By James Stavridis
January 16, 2021
Iran’s announcement that it would begin enriching uranium to 20%, well over the limit of 4% set in the 2015 nuclear agreement, sounded a clear warning in advance of President-elect Joe Biden’s inauguration. The Iranians followed up by seizing a South Korean tanker in the Arabian Gulf, claiming it was violating environmental standards — a rich accusation from a nation that has planted mines in the Strait of Hormuz.
The US, for its part, recently deployed long-range bombers fitted with cruise missiles to the Gulf, and the aircraft carrier Nimitz is on station (after a brief and perplexing announcement that she would sail for home). The US also has cruisers and submarines with tomahawk land-attack missiles in the region, poised for action.
What is happening in Tehran, and how will US-Iranian relations spin out in 2021?
As the old saying goes, all politics is local, and Iran is no exception. The political heat is rising in Tehran as presidential elections approach this summer. Poor handling of the Covid-19 pandemic has increased popular discontent. The economy is battered by US sanctions, entering its third consecutive year of recession.
Additionally, anger over the killing of General Qassem Soleimani by a US drone strike in Iraq a year ago this week remains on a slow burn, with promises of retaliation. Hatred of Israel was stirred by the assassination, allegedly directed by the Mossad intelligence agency, of a key Iranian nuclear scientist. The new Abraham accords aligning Israel and Gulf Arab states, orchestrated by the US, represent an increasingly tight bond of the anti-Iran alliance.
All this leaves the ayatollahs and Iran’s secular politicians desiring to show strength against the US.
I spent much of my naval career on the Gulf, and have serious respect for Iranian military capabilities. Especially when I was embarked in a nuclear aircraft carrier, I was concerned about Iran’s capability to deploy diesel submarines in those shallow waters against our heavy combatants.
The Iranians would routinely “buzz” our ships with aircraft and high-speed small boats, while peppering the airways with “death to Satan” sloganeering. They have enough mines to at least temporarily shut down the Strait of Hormuz, through which flows around 30% of the world’s oil. And their growing capability in cyberwarfare is well documented.
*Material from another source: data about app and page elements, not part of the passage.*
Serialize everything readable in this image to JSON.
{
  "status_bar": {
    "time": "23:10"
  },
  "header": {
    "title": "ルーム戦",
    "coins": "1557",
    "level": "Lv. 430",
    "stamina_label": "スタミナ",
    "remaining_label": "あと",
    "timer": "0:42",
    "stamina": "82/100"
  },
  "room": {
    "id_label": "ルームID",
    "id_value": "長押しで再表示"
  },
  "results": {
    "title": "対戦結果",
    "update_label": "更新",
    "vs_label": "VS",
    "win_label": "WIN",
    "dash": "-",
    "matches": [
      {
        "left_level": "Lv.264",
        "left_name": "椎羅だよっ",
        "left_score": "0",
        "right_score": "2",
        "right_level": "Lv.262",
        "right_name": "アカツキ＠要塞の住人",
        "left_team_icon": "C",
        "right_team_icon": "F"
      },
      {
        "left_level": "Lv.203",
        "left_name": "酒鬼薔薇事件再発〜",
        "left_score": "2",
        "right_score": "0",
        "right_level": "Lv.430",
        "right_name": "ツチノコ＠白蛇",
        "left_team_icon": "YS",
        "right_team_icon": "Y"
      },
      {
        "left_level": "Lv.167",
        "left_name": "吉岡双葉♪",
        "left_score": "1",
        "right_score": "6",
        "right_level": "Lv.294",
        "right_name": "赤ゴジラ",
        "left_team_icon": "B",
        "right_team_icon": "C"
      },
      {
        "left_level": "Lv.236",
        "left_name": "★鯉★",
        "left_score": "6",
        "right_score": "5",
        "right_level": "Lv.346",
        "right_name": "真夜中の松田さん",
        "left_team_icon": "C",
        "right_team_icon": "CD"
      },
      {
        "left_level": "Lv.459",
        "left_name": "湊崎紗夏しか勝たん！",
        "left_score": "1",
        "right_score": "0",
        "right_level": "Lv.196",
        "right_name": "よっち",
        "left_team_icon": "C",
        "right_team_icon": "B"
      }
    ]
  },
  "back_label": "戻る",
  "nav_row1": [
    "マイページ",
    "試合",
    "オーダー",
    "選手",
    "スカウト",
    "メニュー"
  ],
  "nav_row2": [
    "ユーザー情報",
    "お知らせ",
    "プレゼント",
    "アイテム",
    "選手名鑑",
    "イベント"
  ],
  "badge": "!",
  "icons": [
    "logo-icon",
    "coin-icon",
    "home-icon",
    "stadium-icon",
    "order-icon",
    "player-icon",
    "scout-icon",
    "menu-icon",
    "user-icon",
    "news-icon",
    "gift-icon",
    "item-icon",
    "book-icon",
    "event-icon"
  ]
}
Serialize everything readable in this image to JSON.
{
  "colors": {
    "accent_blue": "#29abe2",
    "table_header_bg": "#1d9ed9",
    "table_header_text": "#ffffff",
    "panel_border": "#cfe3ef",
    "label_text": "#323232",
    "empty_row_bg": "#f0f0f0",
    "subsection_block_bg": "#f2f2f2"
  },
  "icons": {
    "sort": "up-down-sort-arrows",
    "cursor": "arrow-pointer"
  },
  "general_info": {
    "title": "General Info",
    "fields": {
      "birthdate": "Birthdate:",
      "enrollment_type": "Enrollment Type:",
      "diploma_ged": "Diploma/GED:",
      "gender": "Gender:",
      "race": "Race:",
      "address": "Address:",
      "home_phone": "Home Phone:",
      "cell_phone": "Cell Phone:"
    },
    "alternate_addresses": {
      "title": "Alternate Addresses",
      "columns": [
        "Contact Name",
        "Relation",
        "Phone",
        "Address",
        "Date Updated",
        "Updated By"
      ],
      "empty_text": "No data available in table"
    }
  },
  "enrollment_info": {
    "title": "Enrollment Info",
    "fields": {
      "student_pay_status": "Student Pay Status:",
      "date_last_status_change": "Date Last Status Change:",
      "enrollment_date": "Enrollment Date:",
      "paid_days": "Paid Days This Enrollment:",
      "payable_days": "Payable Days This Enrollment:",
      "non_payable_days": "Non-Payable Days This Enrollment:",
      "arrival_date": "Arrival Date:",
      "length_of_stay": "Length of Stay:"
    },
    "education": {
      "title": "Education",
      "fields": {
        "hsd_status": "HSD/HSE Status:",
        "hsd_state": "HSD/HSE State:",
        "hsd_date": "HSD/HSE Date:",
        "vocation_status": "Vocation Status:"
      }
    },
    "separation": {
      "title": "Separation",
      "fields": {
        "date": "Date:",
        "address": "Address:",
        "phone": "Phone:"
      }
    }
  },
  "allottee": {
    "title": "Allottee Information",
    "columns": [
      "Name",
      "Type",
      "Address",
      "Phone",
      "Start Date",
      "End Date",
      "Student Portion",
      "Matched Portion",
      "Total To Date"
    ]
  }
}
Everyone needs to recognize that Iran could inflict a great deal of misery on the world economy in general and the Middle East in particular.
Given the impending departure of the Donald Trump administration, which has pursued a “maximum pressure” campaign, the Iranians are playing their hand smartly. Clearly, they will undertake a series of military and diplomatic moves intended to show the US and its allies that it will not be possible to simply resurrect the 2015 nuclear deal with additional restrictions on Iranian ballistic missiles and terrorist activities — both of which are red lines for the ayatollahs.
Iran’s leaders will want to demonstrate to their population that they are acting with determination against US “aggression” and are not begging to return to the nuclear deal. Indeed, much as the Biden team hopes to strengthen the old agreement, Iran’s leaders will seek to weaken it.
All this is further complicated by the involvement of Russia and China as principals in the original pact. China in particular has been moving strategically closer to Tehran, consummating a whopping 25-year, $400 billion investment and military cooperation deal last summer.
For Team Biden, the best course is initially to go not to Tehran, but to Brussels. Only by getting the European Union allies in full alignment can the US hope to reconstruct a workable accord with Tehran.
This multilateral approach should be supported by a three-part military-diplomatic strategy: Maintaining significant defense capability in the region — at least a carrier strike group — to discourage adventurism and further tanker-seizing; constructing a negotiating position that includes both carrots (some immediate sanctions reductions) and sticks (threat of longer-term isolation from global markets); and promoting engagement to allow diplomacy to play out before any further confrontation.
While it’s probable that things will play out slowly in advance of the Iranian election, it is impossible to rule out a black swan event in the waning days of the Trump presidency, especially given all the distraction in Washington right now. The odds of the Trump team conducting a military strike seem low. However, the chances of a miscalculation on the waters of the Arabian Gulf are far from negligible, given Iran’s latest provocations.
Over the years, I’ve bought many Persian carpets while deployed in the region, including some Tabriz-style rugs that I cherish. When you walk into a carpet shop in the Middle East, expect that the initial price on offer will be far, far too high to pay. Iran wants a starting point with the Biden administration that is well above the value of the rug on offer at this point. Buyer beware.